For those of you who don’t know, Article 14 of the GDPR says that if you obtain data about someone, and you didn’t get it directly from them, you have to tell them that you have it, and what you’re doing with it. In the lead up to the May 25th GDPR launch date, this … Continue reading Article 14 – what was that all about, then?
If I get one more email telling me that “GDPR means we have to ask you to opt-in” I think I’m going to go postal. Let’s do this slowly, and this time with feeling. Marketing (and fundraising) emails are covered by the Privacy and Electronic Communications Regulation 2003. That’s right, a 15-year-old piece of legislation. … Continue reading GDPR: you’re all getting it wrong
Hoo boy. Here we go again. More silly codenames, more incomprehensible tech gobbledegook, more security flaws, more worry. What does it all mean? I’m not going to give a detailed technical explanation. The best one is here. The very very short version is that processor speeds have run ahead of memory speeds for some time, … Continue reading Meltdown, Spectre and other James Bond movie titles
I wrote a blog entry five years ago, explaining why using security questions for password resets was a bad idea. (Why “improved” on-line security could compromise your bank account). It's still true, and we're still getting it wrong.

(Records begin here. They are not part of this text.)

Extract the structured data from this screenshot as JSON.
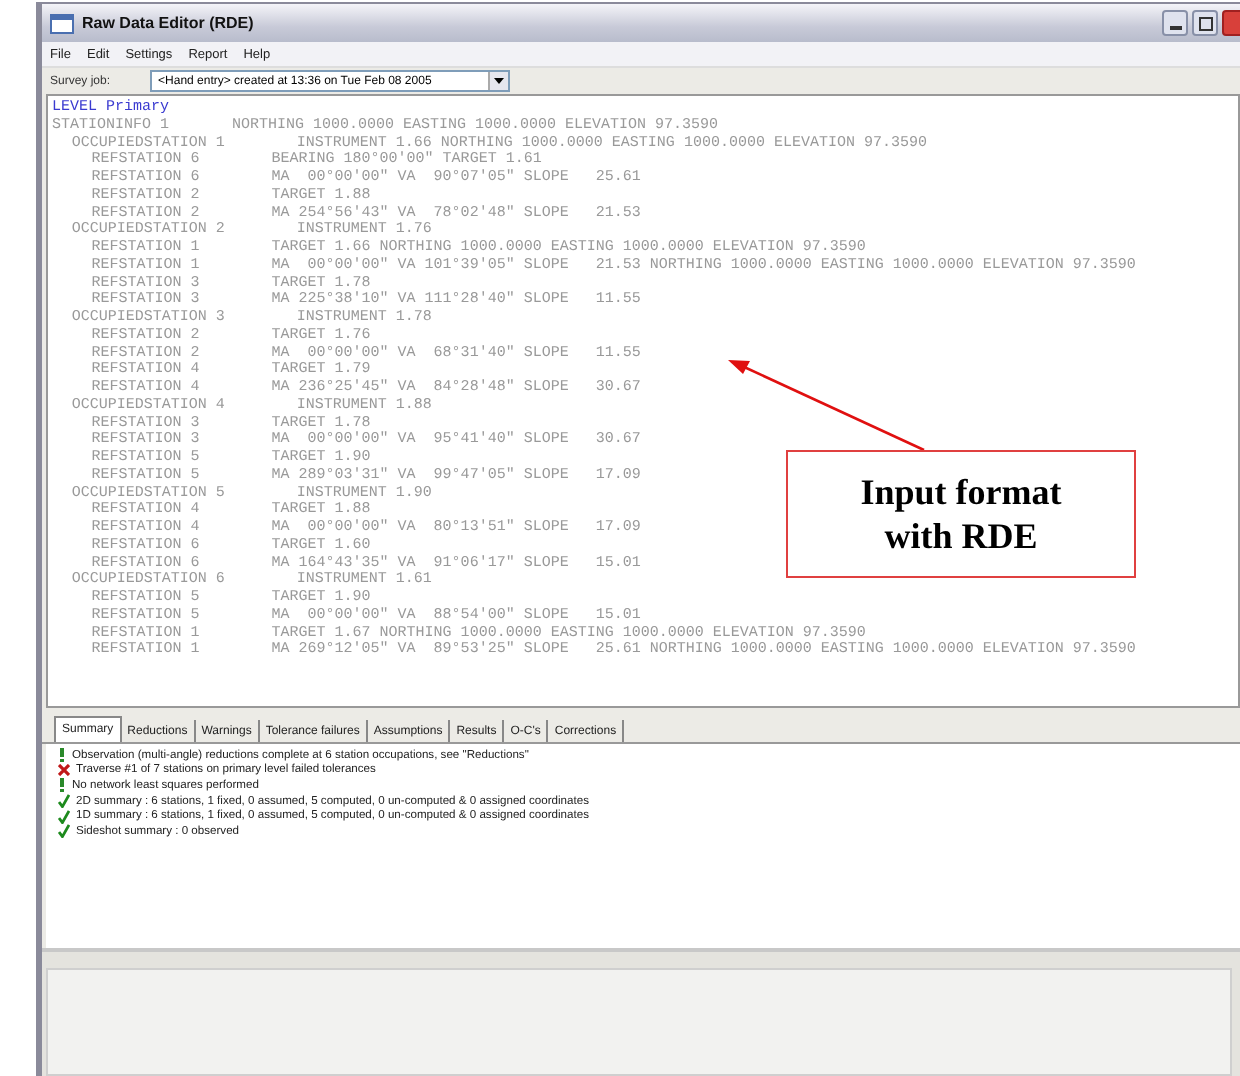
{
  "window": {
    "title": "Raw Data Editor (RDE)"
  },
  "menu": [
    "File",
    "Edit",
    "Settings",
    "Report",
    "Help"
  ],
  "survey_job": {
    "label": "Survey job:",
    "value": "<Hand entry> created at 13:36 on Tue Feb 08 2005"
  },
  "editor": {
    "header": "LEVEL Primary",
    "lines": [
      {
        "label": "STATIONINFO 1",
        "value": "NORTHING 1000.0000 EASTING 1000.0000 ELEVATION 97.3590",
        "children": [
          {
            "label": "OCCUPIEDSTATION 1",
            "value": "INSTRUMENT 1.66 NORTHING 1000.0000 EASTING 1000.0000 ELEVATION 97.3590",
            "children": [
              {
                "label": "REFSTATION 6",
                "value": "BEARING 180°00'00\" TARGET 1.61"
              },
              {
                "label": "REFSTATION 6",
                "value": "MA  00°00'00\" VA  90°07'05\" SLOPE   25.61"
              },
              {
                "label": "REFSTATION 2",
                "value": "TARGET 1.88"
              },
              {
                "label": "REFSTATION 2",
                "value": "MA 254°56'43\" VA  78°02'48\" SLOPE   21.53"
              }
            ]
          },
          {
            "label": "OCCUPIEDSTATION 2",
            "value": "INSTRUMENT 1.76",
            "children": [
              {
                "label": "REFSTATION 1",
                "value": "TARGET 1.66 NORTHING 1000.0000 EASTING 1000.0000 ELEVATION 97.3590"
              },
              {
                "label": "REFSTATION 1",
                "value": "MA  00°00'00\" VA 101°39'05\" SLOPE   21.53 NORTHING 1000.0000 EASTING 1000.0000 ELEVATION 97.3590"
              },
              {
                "label": "REFSTATION 3",
                "value": "TARGET 1.78"
              },
              {
                "label": "REFSTATION 3",
                "value": "MA 225°38'10\" VA 111°28'40\" SLOPE   11.55"
              }
            ]
          },
          {
            "label": "OCCUPIEDSTATION 3",
            "value": "INSTRUMENT 1.78",
            "children": [
              {
                "label": "REFSTATION 2",
                "value": "TARGET 1.76"
              },
              {
                "label": "REFSTATION 2",
                "value": "MA  00°00'00\" VA  68°31'40\" SLOPE   11.55"
              },
              {
                "label": "REFSTATION 4",
                "value": "TARGET 1.79"
              },
              {
                "label": "REFSTATION 4",
                "value": "MA 236°25'45\" VA  84°28'48\" SLOPE   30.67"
              }
            ]
          },
          {
            "label": "OCCUPIEDSTATION 4",
            "value": "INSTRUMENT 1.88",
            "children": [
              {
                "label": "REFSTATION 3",
                "value": "TARGET 1.78"
              },
              {
                "label": "REFSTATION 3",
                "value": "MA  00°00'00\" VA  95°41'40\" SLOPE   30.67"
              },
              {
                "label": "REFSTATION 5",
                "value": "TARGET 1.90"
              },
              {
                "label": "REFSTATION 5",
                "value": "MA 289°03'31\" VA  99°47'05\" SLOPE   17.09"
              }
            ]
          },
          {
            "label": "OCCUPIEDSTATION 5",
            "value": "INSTRUMENT 1.90",
            "children": [
              {
                "label": "REFSTATION 4",
                "value": "TARGET 1.88"
              },
              {
                "label": "REFSTATION 4",
                "value": "MA  00°00'00\" VA  80°13'51\" SLOPE   17.09"
              },
              {
                "label": "REFSTATION 6",
                "value": "TARGET 1.60"
              },
              {
                "label": "REFSTATION 6",
                "value": "MA 164°43'35\" VA  91°06'17\" SLOPE   15.01"
              }
            ]
          },
          {
            "label": "OCCUPIEDSTATION 6",
            "value": "INSTRUMENT 1.61",
            "children": [
              {
                "label": "REFSTATION 5",
                "value": "TARGET 1.90"
              },
              {
                "label": "REFSTATION 5",
                "value": "MA  00°00'00\" VA  88°54'00\" SLOPE   15.01"
              },
              {
                "label": "REFSTATION 1",
                "value": "TARGET 1.67 NORTHING 1000.0000 EASTING 1000.0000 ELEVATION 97.3590"
              },
              {
                "label": "REFSTATION 1",
                "value": "MA 269°12'05\" VA  89°53'25\" SLOPE   25.61 NORTHING 1000.0000 EASTING 1000.0000 ELEVATION 97.3590"
              }
            ]
          }
        ]
      }
    ]
  },
  "tabs": [
    {
      "label": "Summary",
      "selected": true
    },
    {
      "label": "Reductions",
      "selected": false
    },
    {
      "label": "Warnings",
      "selected": false
    },
    {
      "label": "Tolerance failures",
      "selected": false
    },
    {
      "label": "Assumptions",
      "selected": false
    },
    {
      "label": "Results",
      "selected": false
    },
    {
      "label": "O-C's",
      "selected": false
    },
    {
      "label": "Corrections",
      "selected": false
    }
  ],
  "messages": [
    {
      "kind": "info",
      "text": "Observation (multi-angle) reductions complete at 6 station occupations, see \"Reductions\""
    },
    {
      "kind": "error",
      "text": "Traverse #1 of 7 stations on primary level failed tolerances"
    },
    {
      "kind": "info",
      "text": "No network least squares performed"
    },
    {
      "kind": "ok",
      "text": "2D summary : 6 stations, 1 fixed, 0 assumed, 5 computed, 0 un-computed & 0 assigned coordinates"
    },
    {
      "kind": "ok",
      "text": "1D summary : 6 stations, 1 fixed, 0 assumed, 5 computed, 0 un-computed & 0 assigned coordinates"
    },
    {
      "kind": "ok",
      "text": "Sideshot summary : 0 observed"
    }
  ],
  "annotation": {
    "text": "Input format with RDE"
  }
}
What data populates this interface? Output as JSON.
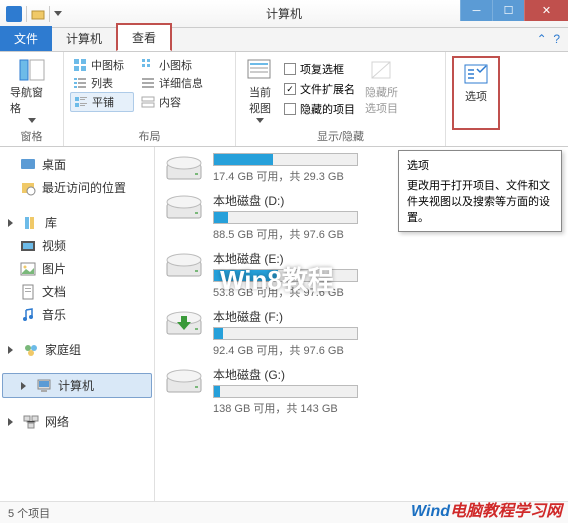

Last week saw an American fined about £200k and sent to prison for nine months for hacking … Continue reading It’s 2018 and we still can’t get basic things right
I wasn't going to blog about Carphone Warehouse being fined £400k by the ICO for a breach, because boring-boring-you've-done-this-before, but then I couldn't help myself. Carphone's offence? A data breach. Resulting from poor maintenance of cyber security on an internet-facing webserver. You remember TalkTalk? They were fined £400,000 just over a year ago. For a … Continue reading What does it take?
If 60’s and 70’s programmers had anticipated that their code would still be in use thirty-odd years later, we wouldn’t have needed a massive effort to fix the installed codebase before the century rolled over. But they didn’t, and we did. A lot of money was spent. The world didn’t end on the 1st of … Continue reading Y2K wasn’t a rip-off; neither is GDPR
Uber decided to double-down in its race to the moral bottom. Not content with spying on customers, misleading regulators, employing sex-pests and generally having a toxic corporate culture, the taxi-subsidy service tried to conceal a hack that breached the personal details of more than 57m people, including drivers as well as riders. Much is being … Continue reading Big fines aren’t the big deal